DIRECTIONS: Scan the entries for the string "Intermediária" and give the number of lines that have it, nothing further.

RECORDS FOR THIS TASK:
╭──

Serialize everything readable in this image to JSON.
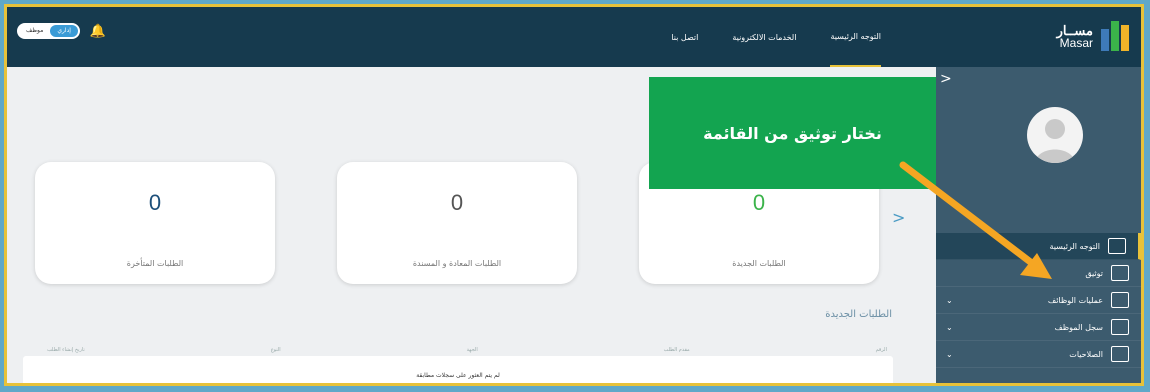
{
  "header": {
    "logo_ar": "مســار",
    "logo_en": "Masar",
    "nav": [
      {
        "label": "التوجه الرئيسية",
        "active": true
      },
      {
        "label": "الخدمات الالكترونية",
        "active": false
      },
      {
        "label": "اتصل بنا",
        "active": false
      }
    ],
    "toggle": {
      "on": "إداري",
      "off": "موظف"
    },
    "bell_icon": "bell-icon"
  },
  "sidebar": {
    "items": [
      {
        "label": "التوجه الرئيسية",
        "icon": "dashboard-icon",
        "active": true,
        "expandable": false
      },
      {
        "label": "توثيق",
        "icon": "document-icon",
        "active": false,
        "expandable": false
      },
      {
        "label": "عمليات الوظائف",
        "icon": "monitor-icon",
        "active": false,
        "expandable": true
      },
      {
        "label": "سجل الموظف",
        "icon": "id-card-icon",
        "active": false,
        "expandable": true
      },
      {
        "label": "الصلاحيات",
        "icon": "monitor-icon",
        "active": false,
        "expandable": true
      }
    ]
  },
  "cards": [
    {
      "value": "0",
      "label": "الطلبات الجديدة",
      "color": "#3bb34a"
    },
    {
      "value": "0",
      "label": "الطلبات المعادة و المسندة",
      "color": "#555555"
    },
    {
      "value": "0",
      "label": "الطلبات المتأخرة",
      "color": "#1d4f7a"
    }
  ],
  "section": {
    "title": "الطلبات الجديدة",
    "columns": [
      "الرقم",
      "مقدم الطلب",
      "الجهة",
      "النوع",
      "تاريخ إنشاء الطلب"
    ],
    "empty_message": "لم يتم العثور على سجلات مطابقة"
  },
  "callout": {
    "text": "نختار توثيق من القائمة",
    "color": "#13a450"
  },
  "colors": {
    "topbar": "#163a4e",
    "sidebar": "#3c5b6e",
    "accent": "#e7c23a",
    "arrow": "#f5a623"
  }
}
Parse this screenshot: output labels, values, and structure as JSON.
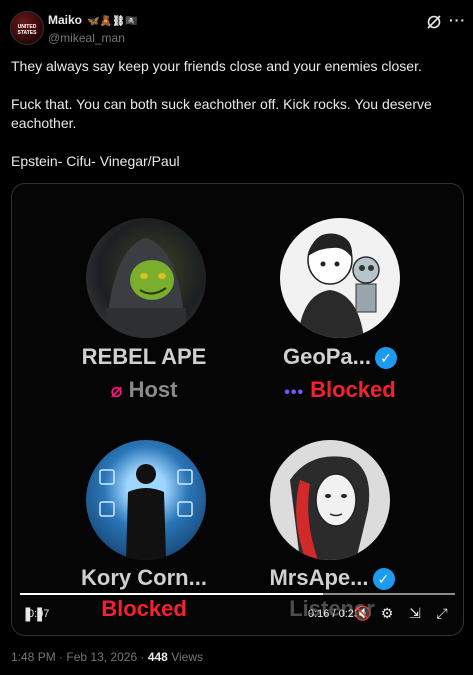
{
  "author": {
    "name": "Maiko",
    "name_emojis": "🦋🧸⛓🏴‍☠️",
    "handle": "@mikeal_man",
    "avatar_text": "UNITED STATES"
  },
  "tweet": {
    "paragraphs": [
      "They always say keep your friends close and your enemies closer.",
      "Fuck that. You can both suck eachother off. Kick rocks. You deserve eachother.",
      "Epstein- Cifu- Vinegar/Paul"
    ]
  },
  "media": {
    "speakers": [
      {
        "name": "REBEL APE",
        "role": "Host",
        "role_type": "host",
        "verified": false
      },
      {
        "name": "GeoPa...",
        "role": "Blocked",
        "role_type": "blocked",
        "verified": true
      },
      {
        "name": "Kory Corn...",
        "role": "Blocked",
        "role_type": "blocked",
        "verified": false
      },
      {
        "name": "MrsApe...",
        "role": "Listener",
        "role_type": "listener",
        "verified": true
      }
    ],
    "video": {
      "elapsed_left": "0:07",
      "time_display": "0:16 / 0:23",
      "progress": 0.696
    }
  },
  "meta": {
    "time": "1:48 PM",
    "separator": "·",
    "date": "Feb 13, 2026",
    "views_count": "448",
    "views_label": "Views"
  },
  "colors": {
    "blocked": "#f4212e",
    "verified": "#1d9bf0",
    "muted": "#71767b"
  }
}
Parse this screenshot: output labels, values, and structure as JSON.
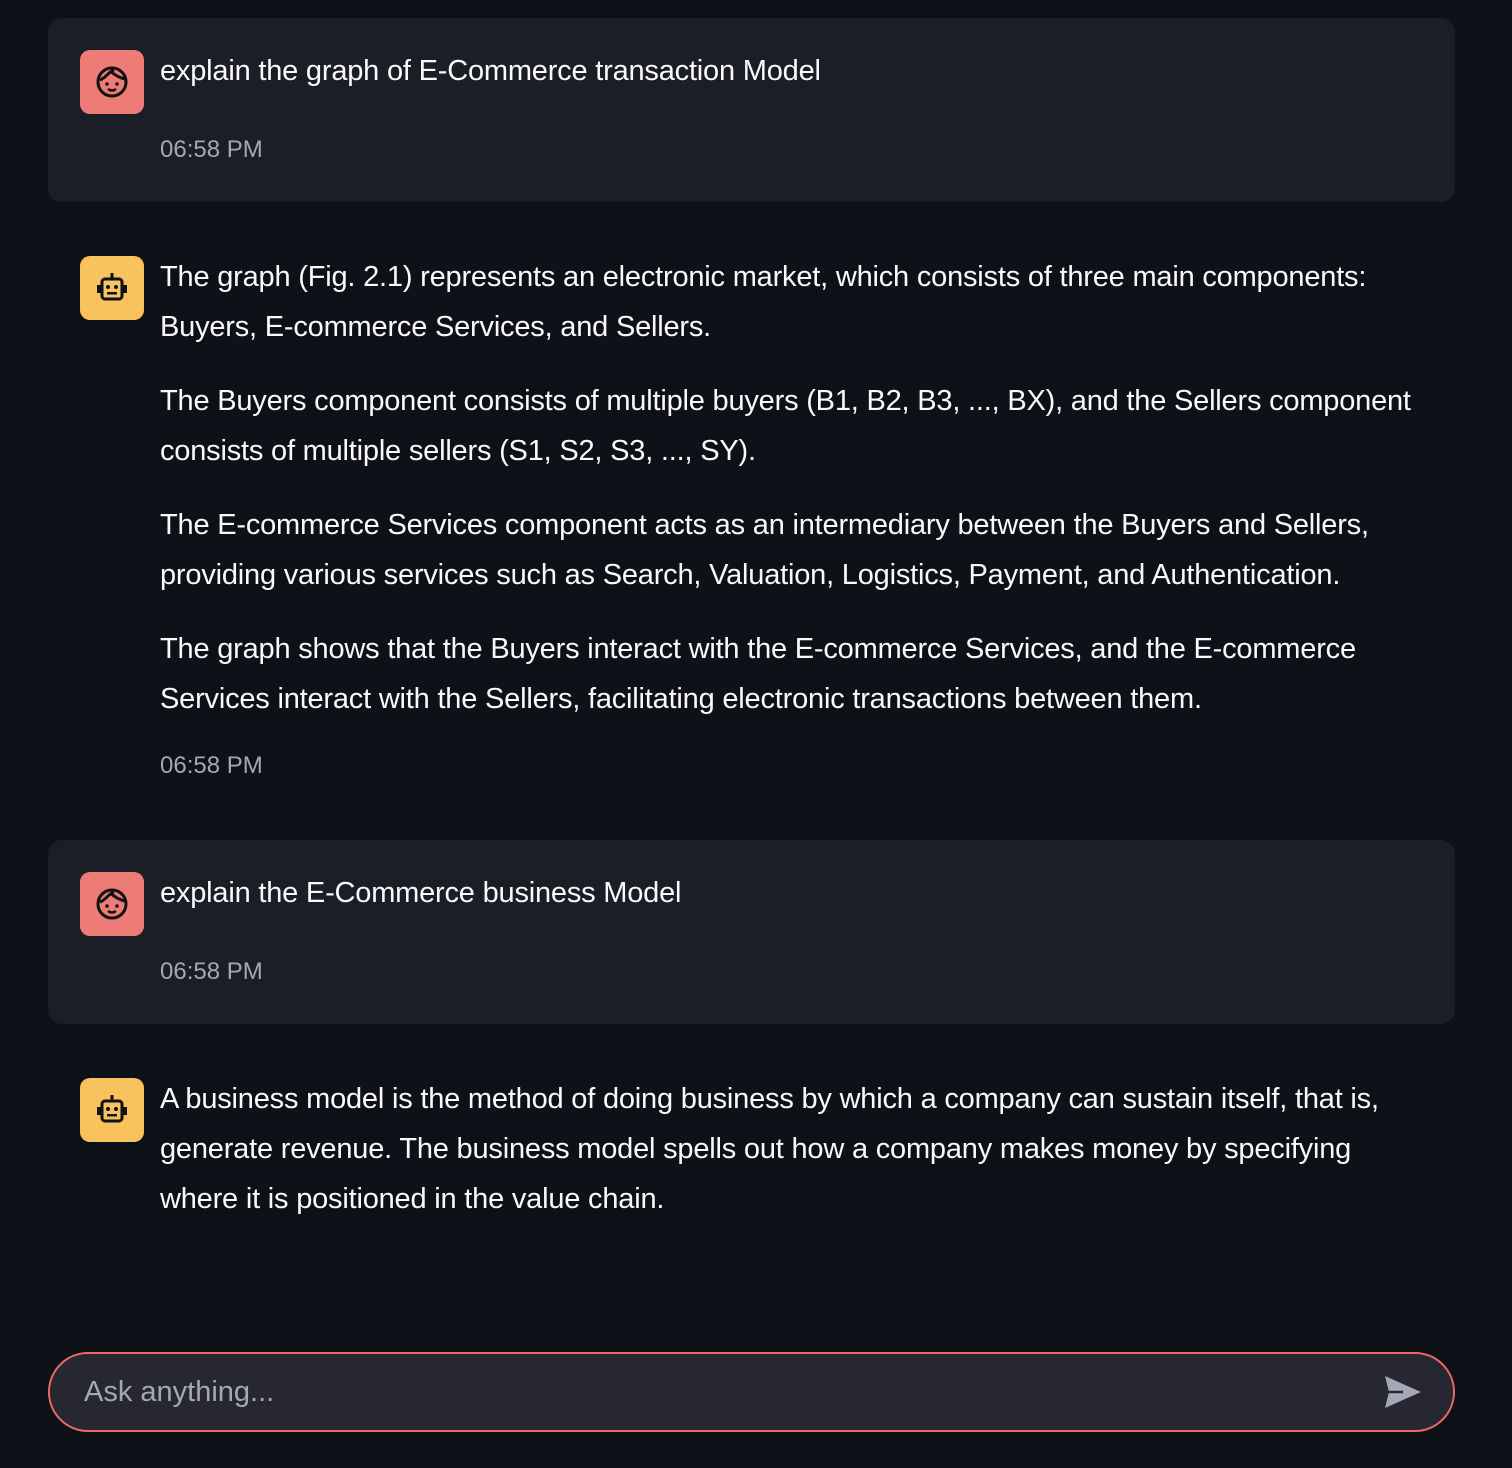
{
  "messages": [
    {
      "role": "user",
      "avatar_icon": "user-face-icon",
      "paragraphs": [
        "explain the graph of E-Commerce transaction Model"
      ],
      "time": "06:58 PM"
    },
    {
      "role": "assistant",
      "avatar_icon": "robot-icon",
      "paragraphs": [
        "The graph (Fig. 2.1) represents an electronic market, which consists of three main components: Buyers, E-commerce Services, and Sellers.",
        "The Buyers component consists of multiple buyers (B1, B2, B3, ..., BX), and the Sellers component consists of multiple sellers (S1, S2, S3, ..., SY).",
        "The E-commerce Services component acts as an intermediary between the Buyers and Sellers, providing various services such as Search, Valuation, Logistics, Payment, and Authentication.",
        "The graph shows that the Buyers interact with the E-commerce Services, and the E-commerce Services interact with the Sellers, facilitating electronic transactions between them."
      ],
      "time": "06:58 PM"
    },
    {
      "role": "user",
      "avatar_icon": "user-face-icon",
      "paragraphs": [
        "explain the E-Commerce business Model"
      ],
      "time": "06:58 PM"
    },
    {
      "role": "assistant",
      "avatar_icon": "robot-icon",
      "paragraphs": [
        "A business model is the method of doing business by which a company can sustain itself, that is, generate revenue. The business model spells out how a company makes money by specifying where it is positioned in the value chain."
      ]
    }
  ],
  "input": {
    "placeholder": "Ask anything...",
    "value": ""
  },
  "send_icon": "send-icon",
  "colors": {
    "background": "#0e1117",
    "user_bubble": "#1b1e26",
    "user_avatar": "#ed7b76",
    "assistant_avatar": "#f8c25c",
    "input_border": "#ed6a66"
  }
}
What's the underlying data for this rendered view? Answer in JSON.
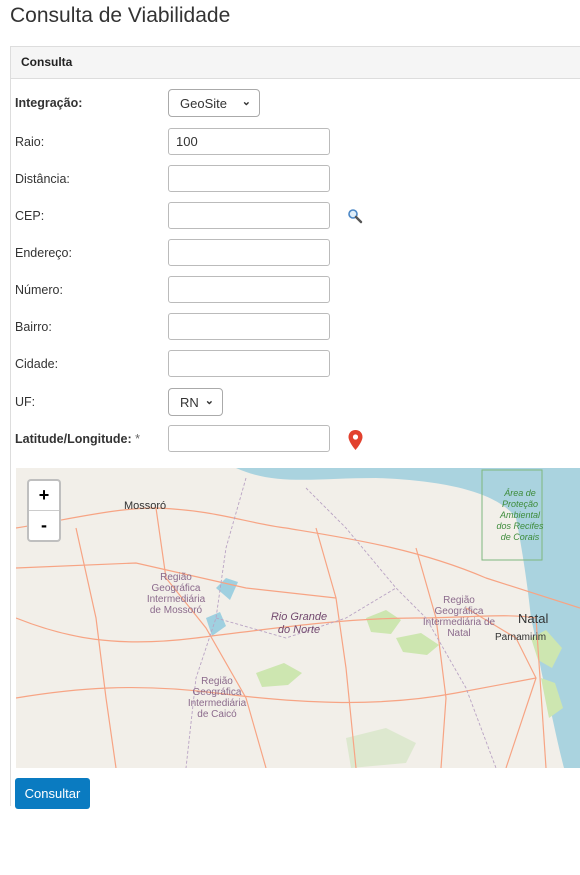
{
  "page_title": "Consulta de Viabilidade",
  "panel_title": "Consulta",
  "fields": {
    "integracao": {
      "label": "Integração:",
      "value": "GeoSite"
    },
    "raio": {
      "label": "Raio:",
      "value": "100"
    },
    "distancia": {
      "label": "Distância:",
      "value": ""
    },
    "cep": {
      "label": "CEP:",
      "value": ""
    },
    "endereco": {
      "label": "Endereço:",
      "value": ""
    },
    "numero": {
      "label": "Número:",
      "value": ""
    },
    "bairro": {
      "label": "Bairro:",
      "value": ""
    },
    "cidade": {
      "label": "Cidade:",
      "value": ""
    },
    "uf": {
      "label": "UF:",
      "value": "RN"
    },
    "latlng": {
      "label": "Latitude/Longitude:",
      "required_mark": "*",
      "value": ""
    }
  },
  "map": {
    "zoom_in": "+",
    "zoom_out": "-",
    "labels": {
      "mossoro": "Mossoró",
      "natal": "Natal",
      "parnamirim": "Parnamirim",
      "rgn": "Rio Grande do Norte",
      "reg_mossoro": "Região Geográfica Intermediária de Mossoró",
      "reg_natal": "Região Geográfica Intermediária de Natal",
      "reg_caico": "Região Geográfica Intermediária de Caicó",
      "area_protecao": "Área de Proteção Ambiental dos Recifes de Corais"
    },
    "colors": {
      "land": "#f2efe9",
      "sea": "#aad3df",
      "green": "#cde6b0",
      "roads": "#f7a484",
      "borders": "#b9a3c4"
    }
  },
  "submit_label": "Consultar",
  "icons": {
    "cep_search": "magnifier-icon",
    "location": "map-pin-icon"
  }
}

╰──

YOUR SOLUTION: 3